By Chris Cuomo
CHRIS CUOMO: I want to pose a question that you ask in the beginning of your book: “Where should we begin?” Taking people through this topic, where’s the right place to start?
ESTHER PEREL: It’s a subject that is ubiquitous. [Adultery is] the only commandment that is repeated twice in the Bible—once for doing it, and once just for thinking about it. It has existed since marriage was invented, yet is often treated with judgment, in very polarizing ways. I thought, we can do better. We need a new conversation that helps people deal with this crisis.
How do you explain infidelity?
I look at the relationship in its entirety. Two people are responsible for the relationship; one person chooses to have an affair, but sometimes these experiences have nothing to do with the relationship.
How can they have nothing to do with the relationship?
The majority of people I see are not chronic philanderers. They are people who have often been faithful for years, decades, who find themselves crossing a line they never thought they’d cross. One of the big assumptions that guides the conversation at this moment is that affairs are a symptom of a problem relationship—either there is something wrong in your relationship or there is something wrong in you. But in fact, sometimes the meanings and the motives have to do with loneliness, resentment, rejection and sexual frustration. And sometimes it has nothing to do with that.”

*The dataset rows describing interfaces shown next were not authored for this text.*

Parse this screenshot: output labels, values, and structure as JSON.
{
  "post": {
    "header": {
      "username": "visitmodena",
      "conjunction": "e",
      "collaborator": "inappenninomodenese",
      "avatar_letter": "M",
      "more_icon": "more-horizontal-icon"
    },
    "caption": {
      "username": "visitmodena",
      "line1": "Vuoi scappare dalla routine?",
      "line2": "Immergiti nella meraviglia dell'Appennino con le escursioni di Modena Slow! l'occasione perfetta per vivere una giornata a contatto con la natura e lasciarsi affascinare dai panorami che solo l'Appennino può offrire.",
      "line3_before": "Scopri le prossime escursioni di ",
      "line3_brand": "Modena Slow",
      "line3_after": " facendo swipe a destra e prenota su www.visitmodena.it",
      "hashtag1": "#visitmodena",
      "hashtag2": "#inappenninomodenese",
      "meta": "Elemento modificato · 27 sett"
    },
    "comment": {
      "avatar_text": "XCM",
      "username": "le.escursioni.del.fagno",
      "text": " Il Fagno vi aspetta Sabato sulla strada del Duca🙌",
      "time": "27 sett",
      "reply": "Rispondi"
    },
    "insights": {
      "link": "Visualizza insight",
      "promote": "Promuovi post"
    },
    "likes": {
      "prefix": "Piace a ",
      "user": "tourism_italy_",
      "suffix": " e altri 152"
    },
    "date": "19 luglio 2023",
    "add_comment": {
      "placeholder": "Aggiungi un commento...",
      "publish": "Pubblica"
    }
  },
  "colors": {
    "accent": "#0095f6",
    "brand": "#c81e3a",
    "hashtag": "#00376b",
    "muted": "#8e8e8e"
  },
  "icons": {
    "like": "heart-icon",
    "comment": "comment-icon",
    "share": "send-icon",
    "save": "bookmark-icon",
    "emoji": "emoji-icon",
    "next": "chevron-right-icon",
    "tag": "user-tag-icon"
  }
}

Is marriage a hard thing for people to be in successfully over a long time?
Our model today is, “I want you to be whatever I always wanted from marriage: companionship, economic support, family life, social status. I also want you to be my best friend, my trusted confidant, my passionate lover for the long haul. I want you to be the best parent, my intellectual equal, the one to inspire me in my career. I want you to be my anchor, my wave. I want you to offer me security and stability and predictability and I want you to give me transcendence and awe and mystery and surprise.” It’s one person to give us what once an entire village would provide.
You say that there are three components to infidelity: secrecy, sexual alchemy—which would be a great name for a band, by the way—and emotional involvement. How do those components play out?
Any infidelity is organized around secrecy. Emotional infidelity is about going to someone else to share parts of yourself. The most interesting one for me was the concept of sexual alchemy: When I asked people all over the world what they experience in infidelity, they said that they feel alive for the first time in a long time. They experience a sense of energy, of renewal, of vitality.
The immediate pushback is, “You are so selfish. You don’t think that I wanted to feel alive? And now by the way, you killed me essentially, so now you’re alive and I’m dead because of what you did.”
That’s right. It is selfish. Affairs are plots of entitlement, things that you give to yourself with a host of rationalizations for why you deserve it. Every organism needs to grow in order to thrive. If it goes stale, it will fossilize. In the beginning of a relationship, you live face-to-face and then you spend years living side by side. What this crisis of infidelity does to some people is it puts them back face-to-face, and shows them what they stand to lose. It’s part of the conversations that you wish people would have when things are good, not after a crisis. I imagine a world where people can experience a sense of vitality and aliveness in relationships because—more than anything else—the quality of our relationships determine the quality of our lives.